What is growth mind set?
Over 30 years ago, Carol Dweck and her colleagues became interested in students' attitudes about failure. They noticed that some students rebounded while other students seemed devastated by even the smallest setbacks. After studying the behavior of thousands of children, Dr. Dweck coined the terms fixed mindset and growth mindset to describe the underlying beliefs people have about learning and intelligence. When students believe they can get smarter, they understand that effort makes them stronger. Therefore they put in extra time and effort, and that leads to higher achievement.
Growth mindset at Marnel

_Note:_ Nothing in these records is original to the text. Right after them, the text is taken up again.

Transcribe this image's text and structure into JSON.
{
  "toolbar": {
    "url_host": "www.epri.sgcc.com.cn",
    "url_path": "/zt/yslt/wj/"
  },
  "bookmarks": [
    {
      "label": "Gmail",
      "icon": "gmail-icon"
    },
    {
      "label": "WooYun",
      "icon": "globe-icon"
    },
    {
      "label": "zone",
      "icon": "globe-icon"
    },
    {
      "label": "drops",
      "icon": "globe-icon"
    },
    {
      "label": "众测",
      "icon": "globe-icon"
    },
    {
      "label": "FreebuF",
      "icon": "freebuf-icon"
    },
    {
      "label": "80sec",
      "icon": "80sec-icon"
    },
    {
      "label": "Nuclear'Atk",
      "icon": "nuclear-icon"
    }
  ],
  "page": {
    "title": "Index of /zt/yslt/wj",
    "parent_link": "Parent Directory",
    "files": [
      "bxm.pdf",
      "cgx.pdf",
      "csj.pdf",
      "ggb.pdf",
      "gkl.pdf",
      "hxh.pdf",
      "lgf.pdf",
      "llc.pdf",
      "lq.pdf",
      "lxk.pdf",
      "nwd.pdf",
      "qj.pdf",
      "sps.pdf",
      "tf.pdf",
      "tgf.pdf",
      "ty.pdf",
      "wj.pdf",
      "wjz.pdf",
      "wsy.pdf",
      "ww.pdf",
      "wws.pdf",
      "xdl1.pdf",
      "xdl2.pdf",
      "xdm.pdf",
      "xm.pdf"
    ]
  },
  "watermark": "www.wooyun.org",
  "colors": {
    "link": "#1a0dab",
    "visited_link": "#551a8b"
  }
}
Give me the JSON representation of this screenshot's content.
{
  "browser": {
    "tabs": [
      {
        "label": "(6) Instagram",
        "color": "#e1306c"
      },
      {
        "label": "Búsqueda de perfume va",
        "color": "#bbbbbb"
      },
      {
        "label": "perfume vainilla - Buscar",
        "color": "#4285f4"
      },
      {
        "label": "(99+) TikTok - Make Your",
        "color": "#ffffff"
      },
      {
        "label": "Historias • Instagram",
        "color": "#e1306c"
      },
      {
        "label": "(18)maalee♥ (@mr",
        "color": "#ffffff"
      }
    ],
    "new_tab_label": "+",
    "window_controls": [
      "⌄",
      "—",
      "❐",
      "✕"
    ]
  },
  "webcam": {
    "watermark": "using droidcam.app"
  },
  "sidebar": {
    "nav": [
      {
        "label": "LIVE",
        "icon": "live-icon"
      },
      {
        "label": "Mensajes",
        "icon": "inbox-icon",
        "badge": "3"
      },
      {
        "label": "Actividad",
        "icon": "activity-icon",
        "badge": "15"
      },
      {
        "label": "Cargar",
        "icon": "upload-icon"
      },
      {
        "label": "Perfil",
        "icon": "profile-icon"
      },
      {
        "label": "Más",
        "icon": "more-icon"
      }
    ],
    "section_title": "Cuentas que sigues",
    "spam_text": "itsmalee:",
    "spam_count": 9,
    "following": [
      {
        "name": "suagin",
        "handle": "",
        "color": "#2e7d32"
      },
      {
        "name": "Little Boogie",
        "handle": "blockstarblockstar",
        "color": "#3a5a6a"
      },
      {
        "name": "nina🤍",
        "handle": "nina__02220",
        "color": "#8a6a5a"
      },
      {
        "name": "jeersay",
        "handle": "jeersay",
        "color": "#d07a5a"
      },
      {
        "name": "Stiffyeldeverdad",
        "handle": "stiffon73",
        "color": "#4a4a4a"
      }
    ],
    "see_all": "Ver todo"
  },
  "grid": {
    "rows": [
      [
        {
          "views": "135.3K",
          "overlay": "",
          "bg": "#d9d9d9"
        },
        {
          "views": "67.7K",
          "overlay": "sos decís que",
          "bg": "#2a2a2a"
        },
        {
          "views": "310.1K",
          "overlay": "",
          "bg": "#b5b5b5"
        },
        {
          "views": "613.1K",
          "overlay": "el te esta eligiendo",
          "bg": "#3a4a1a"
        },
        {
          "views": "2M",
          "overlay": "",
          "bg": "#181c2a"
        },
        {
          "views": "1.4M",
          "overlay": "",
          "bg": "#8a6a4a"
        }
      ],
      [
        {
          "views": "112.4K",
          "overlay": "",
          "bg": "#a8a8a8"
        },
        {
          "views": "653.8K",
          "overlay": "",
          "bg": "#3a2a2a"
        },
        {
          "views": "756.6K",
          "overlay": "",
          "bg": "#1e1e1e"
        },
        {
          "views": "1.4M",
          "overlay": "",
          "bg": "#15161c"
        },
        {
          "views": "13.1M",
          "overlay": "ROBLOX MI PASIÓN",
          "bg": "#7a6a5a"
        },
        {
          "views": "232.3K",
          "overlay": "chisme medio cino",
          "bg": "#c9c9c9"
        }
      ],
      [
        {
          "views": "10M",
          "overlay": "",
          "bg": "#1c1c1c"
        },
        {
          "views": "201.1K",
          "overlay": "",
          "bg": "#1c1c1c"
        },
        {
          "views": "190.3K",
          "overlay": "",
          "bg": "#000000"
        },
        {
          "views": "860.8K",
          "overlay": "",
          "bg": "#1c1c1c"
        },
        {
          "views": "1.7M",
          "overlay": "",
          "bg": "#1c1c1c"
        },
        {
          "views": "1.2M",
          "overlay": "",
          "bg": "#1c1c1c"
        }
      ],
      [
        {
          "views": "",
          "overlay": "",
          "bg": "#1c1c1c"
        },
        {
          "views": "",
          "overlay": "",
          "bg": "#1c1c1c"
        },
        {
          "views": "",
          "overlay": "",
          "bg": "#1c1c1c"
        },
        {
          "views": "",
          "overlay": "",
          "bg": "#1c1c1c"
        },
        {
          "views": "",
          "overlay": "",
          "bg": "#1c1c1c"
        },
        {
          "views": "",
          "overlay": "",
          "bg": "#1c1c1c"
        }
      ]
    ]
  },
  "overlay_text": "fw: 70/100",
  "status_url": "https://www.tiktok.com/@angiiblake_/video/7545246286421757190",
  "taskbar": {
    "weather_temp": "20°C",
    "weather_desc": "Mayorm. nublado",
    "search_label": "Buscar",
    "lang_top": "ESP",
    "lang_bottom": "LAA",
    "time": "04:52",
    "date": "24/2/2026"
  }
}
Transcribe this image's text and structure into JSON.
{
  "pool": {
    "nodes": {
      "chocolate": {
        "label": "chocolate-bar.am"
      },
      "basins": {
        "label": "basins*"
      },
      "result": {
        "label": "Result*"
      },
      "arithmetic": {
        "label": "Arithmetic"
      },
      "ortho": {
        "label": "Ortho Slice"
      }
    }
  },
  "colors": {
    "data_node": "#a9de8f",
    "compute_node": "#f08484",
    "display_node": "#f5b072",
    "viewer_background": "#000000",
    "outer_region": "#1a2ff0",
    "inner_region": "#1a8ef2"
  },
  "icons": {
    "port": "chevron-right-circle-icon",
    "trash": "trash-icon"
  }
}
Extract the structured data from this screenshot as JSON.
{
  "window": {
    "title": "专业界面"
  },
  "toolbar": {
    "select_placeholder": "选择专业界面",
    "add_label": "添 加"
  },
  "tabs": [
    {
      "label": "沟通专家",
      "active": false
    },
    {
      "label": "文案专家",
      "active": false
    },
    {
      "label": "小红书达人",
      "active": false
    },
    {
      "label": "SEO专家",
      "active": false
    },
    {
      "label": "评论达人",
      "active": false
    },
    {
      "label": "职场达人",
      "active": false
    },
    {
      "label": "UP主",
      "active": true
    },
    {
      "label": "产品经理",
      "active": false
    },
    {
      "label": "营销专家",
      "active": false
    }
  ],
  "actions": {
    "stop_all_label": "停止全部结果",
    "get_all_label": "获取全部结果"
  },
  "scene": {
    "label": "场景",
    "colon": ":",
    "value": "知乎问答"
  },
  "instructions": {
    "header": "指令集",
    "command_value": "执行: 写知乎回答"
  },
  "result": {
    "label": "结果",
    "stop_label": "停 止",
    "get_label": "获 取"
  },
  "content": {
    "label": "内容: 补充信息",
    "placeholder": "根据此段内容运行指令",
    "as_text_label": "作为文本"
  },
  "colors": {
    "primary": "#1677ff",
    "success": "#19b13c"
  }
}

Over the past year, as a school, we have been focusing on teaching the children about the theory behind growth mindset in order to help them come to understand that making mistakes during the learning process is not only natural but that it actually helps the brain to grow. We aim to teach our pupils that effort and resilience our pupils are the two most important aspects of learning - the more effort that is put into a challenging task, the more likely you are to succeed. By focusing on the 'power of yet' our pupils are beginning to realise that just because they may fail at something initially, it certainly does not mean that they will not achieve it with increased effort. The children automatically refer to the language of growth mindset when working with their learning partners to encourage them and are used to using the 'learning pit' displays as a tool during the learning process. This academic year we will strive to embed the a culture of growth mindset within Marnel and all staff have now had training so they are fully equipped to use the correct language when encouraging a child who is struggling with a learning concept. As a staff we are also striving to praise effort and the learning process through our marking feedback.